Action item — Could you output every record below exactly as it appears?

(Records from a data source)
● ● ●
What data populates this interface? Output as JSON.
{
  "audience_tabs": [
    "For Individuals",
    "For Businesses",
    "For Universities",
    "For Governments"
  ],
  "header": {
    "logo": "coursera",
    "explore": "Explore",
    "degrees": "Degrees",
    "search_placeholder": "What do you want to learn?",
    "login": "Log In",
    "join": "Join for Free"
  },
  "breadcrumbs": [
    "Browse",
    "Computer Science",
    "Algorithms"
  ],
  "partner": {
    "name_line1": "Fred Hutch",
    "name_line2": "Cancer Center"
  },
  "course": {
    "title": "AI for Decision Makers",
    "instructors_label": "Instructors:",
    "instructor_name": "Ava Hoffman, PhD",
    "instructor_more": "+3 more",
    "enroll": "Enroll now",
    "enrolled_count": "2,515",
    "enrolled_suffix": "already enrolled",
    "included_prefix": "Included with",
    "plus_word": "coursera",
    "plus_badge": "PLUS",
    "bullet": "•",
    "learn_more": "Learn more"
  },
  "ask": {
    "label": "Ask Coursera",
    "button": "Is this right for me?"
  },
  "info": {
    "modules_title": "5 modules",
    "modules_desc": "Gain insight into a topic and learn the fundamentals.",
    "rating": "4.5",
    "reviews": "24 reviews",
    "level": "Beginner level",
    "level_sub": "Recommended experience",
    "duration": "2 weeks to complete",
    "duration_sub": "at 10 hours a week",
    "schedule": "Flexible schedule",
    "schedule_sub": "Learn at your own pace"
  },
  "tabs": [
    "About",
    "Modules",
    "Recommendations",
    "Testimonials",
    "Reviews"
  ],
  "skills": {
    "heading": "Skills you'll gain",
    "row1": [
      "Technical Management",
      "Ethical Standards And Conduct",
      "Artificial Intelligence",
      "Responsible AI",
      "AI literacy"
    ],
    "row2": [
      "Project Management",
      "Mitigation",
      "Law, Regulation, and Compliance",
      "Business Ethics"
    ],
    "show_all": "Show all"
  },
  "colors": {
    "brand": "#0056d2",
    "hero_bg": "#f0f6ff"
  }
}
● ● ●
Reply —
What data populates this interface? Output as JSON.
{
  "audience_tabs": [
    "For Individuals",
    "For Businesses",
    "For Universities",
    "For Governments"
  ],
  "header": {
    "logo": "coursera",
    "explore": "Explore",
    "degrees": "Degrees",
    "search_placeholder": "What do you want to learn?",
    "login": "Log In",
    "join": "Join for Free"
  },
  "breadcrumbs": [
    "Browse",
    "Computer Science",
    "Algorithms"
  ],
  "partner": {
    "name_line1": "Fred Hutch",
    "name_line2": "Cancer Center"
  },
  "course": {
    "title": "AI for Decision Makers",
    "instructors_label": "Instructors:",
    "instructor_name": "Ava Hoffman, PhD",
    "instructor_more": "+3 more",
    "enroll": "Enroll now",
    "enrolled_count": "2,515",
    "enrolled_suffix": "already enrolled",
    "included_prefix": "Included with",
    "plus_word": "coursera",
    "plus_badge": "PLUS",
    "bullet": "•",
    "learn_more": "Learn more"
  },
  "ask": {
    "label": "Ask Coursera",
    "button": "Is this right for me?"
  },
  "info": {
    "modules_title": "5 modules",
    "modules_desc": "Gain insight into a topic and learn the fundamentals.",
    "rating": "4.5",
    "reviews": "24 reviews",
    "level": "Beginner level",
    "level_sub": "Recommended experience",
    "duration": "2 weeks to complete",
    "duration_sub": "at 10 hours a week",
    "schedule": "Flexible schedule",
    "schedule_sub": "Learn at your own pace"
  },
  "tabs": [
    "About",
    "Modules",
    "Recommendations",
    "Testimonials",
    "Reviews"
  ],
  "skills": {
    "heading": "Skills you'll gain",
    "row1": [
      "Technical Management",
      "Ethical Standards And Conduct",
      "Artificial Intelligence",
      "Responsible AI",
      "AI literacy"
    ],
    "row2": [
      "Project Management",
      "Mitigation",
      "Law, Regulation, and Compliance",
      "Business Ethics"
    ],
    "show_all": "Show all"
  },
  "colors": {
    "brand": "#0056d2",
    "hero_bg": "#f0f6ff"
  }
}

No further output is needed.